Since the new “Regulations for the Prevention of Air Pollution from Ships” of the International Maritime Organization (IMO; MARPOL Annex VI Tier III) became effective, new technologies in marine applications are needed to fulfill the exhaust-gas limits. The reduction rate of the permissible emissions in the emission control areas (ECA) is about 75 % from Tier II to Tier III. To meet these limits, it is necessary to take additional measures, such as installing a Selective Catalytic Reduction (SCR) system.
Because harbors are specifically in focus regarding the air quality, a hybrid propulsion system (Diesel-electric) and Exhaust Aftertreatment (EAT) to reduce the emissions and the lifecycle costs by reducing the fuel consumption were planned back in 2012. With the goal in mind of decreasing all relevant emissions, the described compact EAT consists of a Diesel Oxidation Catalyst (DOC), a Particulate Matter (PM) removal and a SCR-catalyst. It was especially designed to fit into the available narrow space in that tugboat and to meet the maximum allowed backpressure for this engine family. According to these requirements, the approach of a one box design was chosen with U-turns in coordination with the catalyst shape and placement, in order for the exhaust gas flow has to be optimized, e.g. integrated hydrolysis catalyst incl. effective simple mixing device. Special safety features like a self-regulated bypass system and a spark arrestor are also integrated.
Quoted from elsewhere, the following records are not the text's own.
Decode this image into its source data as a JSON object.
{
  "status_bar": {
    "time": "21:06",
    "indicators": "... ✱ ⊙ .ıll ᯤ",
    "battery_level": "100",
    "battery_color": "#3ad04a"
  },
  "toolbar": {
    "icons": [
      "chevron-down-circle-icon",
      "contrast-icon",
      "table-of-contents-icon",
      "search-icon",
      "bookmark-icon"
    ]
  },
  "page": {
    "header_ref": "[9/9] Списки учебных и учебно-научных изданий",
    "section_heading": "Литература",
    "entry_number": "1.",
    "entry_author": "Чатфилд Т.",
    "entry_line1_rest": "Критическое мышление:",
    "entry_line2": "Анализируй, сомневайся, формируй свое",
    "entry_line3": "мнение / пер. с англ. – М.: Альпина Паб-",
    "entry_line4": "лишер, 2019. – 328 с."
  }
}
Since the team had a very short lead time to develop the product, several simulation tools were used. Type and dimensions of the catalysts (e.g. metal substrates) as well as the necessary high uniformity of the exhaust flow and the urea/ammonia were calculated before producing the first prototype which was going directly in use. With these tools the time from the first idea & concept to a EAT system was less than one year. During that short realization phase in 2012 to 2013, the necessary IMO III Emissions Certification ran on an engine test bed with the intent to conform to the requirements of the Lloyds Register (service organization for improving safety, quality and performance) and SOLAS (International Convention for the Safety of Life at Sea). Also included was the application on board into the Tugboat and at last but not least the first sea test trials. Currently two similar types of boats are successfully running in harbour areas in the Netherlands.
This article shows the product development process from prototype directly into series. The good NOx- and PM-reduction of this very compact, special and fully closed loop EAT system are also shown.